That's right...as if there weren't enough to do with all the holiday celebrations we're throwing in celebration of the change of season. Tonight we'll be standing by a toasty fire on a California beach, enjoying what we consider winter weather (hey...it may almost freeze sometime in the night), each other, and maybe some s'mores and hot cider, hot chocolate, pretty much anything we can get hot!
What's winter solstice, you ask? It's the day of the year when the sun is the furthest south as the earth tilts. It's the shortest day of our year, the longest night and marks the first day of winter. Celebrations of this day around the world predate the other "reasons for the season," Christmas and Hannukah, by centuries. The ancients told stories about the reason the sun rests, doubted whether it would return, held ceremonies to entice the sun back to it's long days' work growing the foods people needed. So it just doesn't seem right to skip it. (Plus, who doesn't want to hang out with friends by the campfire?)

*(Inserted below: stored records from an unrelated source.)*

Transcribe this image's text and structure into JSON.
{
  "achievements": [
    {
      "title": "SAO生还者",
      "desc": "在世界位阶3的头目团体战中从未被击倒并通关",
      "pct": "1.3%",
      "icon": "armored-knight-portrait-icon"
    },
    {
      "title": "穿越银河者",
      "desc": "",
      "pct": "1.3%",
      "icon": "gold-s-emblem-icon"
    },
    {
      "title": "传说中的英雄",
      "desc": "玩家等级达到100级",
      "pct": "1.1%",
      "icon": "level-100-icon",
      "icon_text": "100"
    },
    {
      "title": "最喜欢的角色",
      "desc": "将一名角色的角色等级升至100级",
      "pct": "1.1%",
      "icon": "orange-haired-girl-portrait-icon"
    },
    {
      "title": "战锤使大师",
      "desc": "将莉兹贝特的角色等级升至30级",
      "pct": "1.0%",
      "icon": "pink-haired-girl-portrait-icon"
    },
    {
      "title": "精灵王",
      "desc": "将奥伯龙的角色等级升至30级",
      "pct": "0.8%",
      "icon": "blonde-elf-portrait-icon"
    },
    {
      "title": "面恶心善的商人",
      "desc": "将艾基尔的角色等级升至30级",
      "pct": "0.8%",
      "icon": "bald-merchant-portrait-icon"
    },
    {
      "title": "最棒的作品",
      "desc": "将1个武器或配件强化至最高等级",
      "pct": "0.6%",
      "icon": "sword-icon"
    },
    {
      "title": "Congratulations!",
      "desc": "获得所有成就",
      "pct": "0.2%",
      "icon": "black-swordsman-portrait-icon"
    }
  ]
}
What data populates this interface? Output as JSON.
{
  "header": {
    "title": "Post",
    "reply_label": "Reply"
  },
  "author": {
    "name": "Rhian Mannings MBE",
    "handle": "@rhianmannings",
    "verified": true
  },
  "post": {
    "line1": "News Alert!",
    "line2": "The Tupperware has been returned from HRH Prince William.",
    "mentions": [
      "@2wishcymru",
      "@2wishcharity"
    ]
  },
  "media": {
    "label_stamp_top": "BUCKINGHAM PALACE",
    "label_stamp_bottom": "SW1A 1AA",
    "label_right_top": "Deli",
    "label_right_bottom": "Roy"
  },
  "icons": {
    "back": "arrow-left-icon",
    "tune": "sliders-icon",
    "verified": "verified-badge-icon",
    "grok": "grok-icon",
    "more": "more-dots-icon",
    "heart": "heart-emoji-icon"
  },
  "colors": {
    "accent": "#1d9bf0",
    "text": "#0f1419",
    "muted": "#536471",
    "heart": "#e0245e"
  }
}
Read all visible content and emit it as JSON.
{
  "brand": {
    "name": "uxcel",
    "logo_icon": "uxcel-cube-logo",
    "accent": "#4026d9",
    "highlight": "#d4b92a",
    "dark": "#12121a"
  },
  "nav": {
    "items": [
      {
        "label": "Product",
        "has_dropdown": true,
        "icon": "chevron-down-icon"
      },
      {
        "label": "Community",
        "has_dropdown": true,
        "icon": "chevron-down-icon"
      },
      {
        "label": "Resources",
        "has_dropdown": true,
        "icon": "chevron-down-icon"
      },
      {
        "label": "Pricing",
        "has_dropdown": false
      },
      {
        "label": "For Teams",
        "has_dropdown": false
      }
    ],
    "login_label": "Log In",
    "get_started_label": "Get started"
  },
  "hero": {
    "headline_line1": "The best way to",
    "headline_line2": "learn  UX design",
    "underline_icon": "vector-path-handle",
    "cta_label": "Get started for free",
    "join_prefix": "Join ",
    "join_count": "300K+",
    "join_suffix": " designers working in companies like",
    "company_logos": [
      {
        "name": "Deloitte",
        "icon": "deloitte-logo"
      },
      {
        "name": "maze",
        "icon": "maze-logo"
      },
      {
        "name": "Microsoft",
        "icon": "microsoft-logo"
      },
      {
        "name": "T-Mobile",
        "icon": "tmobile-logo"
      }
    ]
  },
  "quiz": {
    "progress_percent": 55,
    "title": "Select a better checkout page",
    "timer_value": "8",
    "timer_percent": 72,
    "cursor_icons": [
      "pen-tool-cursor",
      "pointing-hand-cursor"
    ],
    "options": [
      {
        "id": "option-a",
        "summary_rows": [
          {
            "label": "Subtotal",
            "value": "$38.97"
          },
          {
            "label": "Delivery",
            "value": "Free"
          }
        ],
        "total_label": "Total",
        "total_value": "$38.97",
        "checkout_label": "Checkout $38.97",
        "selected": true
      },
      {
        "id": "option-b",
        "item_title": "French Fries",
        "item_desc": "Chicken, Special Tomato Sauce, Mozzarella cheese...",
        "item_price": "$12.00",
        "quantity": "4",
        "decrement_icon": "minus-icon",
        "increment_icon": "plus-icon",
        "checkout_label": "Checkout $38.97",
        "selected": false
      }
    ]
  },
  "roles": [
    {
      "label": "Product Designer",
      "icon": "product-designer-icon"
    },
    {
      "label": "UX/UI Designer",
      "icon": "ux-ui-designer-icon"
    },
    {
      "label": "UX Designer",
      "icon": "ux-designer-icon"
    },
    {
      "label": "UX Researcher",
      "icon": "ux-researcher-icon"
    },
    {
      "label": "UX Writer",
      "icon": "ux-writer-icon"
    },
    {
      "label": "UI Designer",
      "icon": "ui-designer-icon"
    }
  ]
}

Many of the traditions which we attribute to various churches predate those organizations. The evergreen, now used as a Christmas tree, was also celebrated by Romans, Druids, and Scandinavians. The 12-days of Christmas date back at least as far as the Mesopotamian celebration of the vernal equinox with festivities no much akin to those we see (in courteous company) today. In Scandinavia, the darkest days of the year were celebrated with large gatherings, food, yule glogg and yule log. Think of the energy savings if we all shared a house for nearly two weeks in the deepest, darkest, coldests days (and nights) of winter, with only one house to heat and plenty of food and drink to keep everyone satiated.
Join as at the beach, in the forest, in the desert or your backyard and celebrate this, the shortest day of the year, and the promise of longer, sunnier days ahead.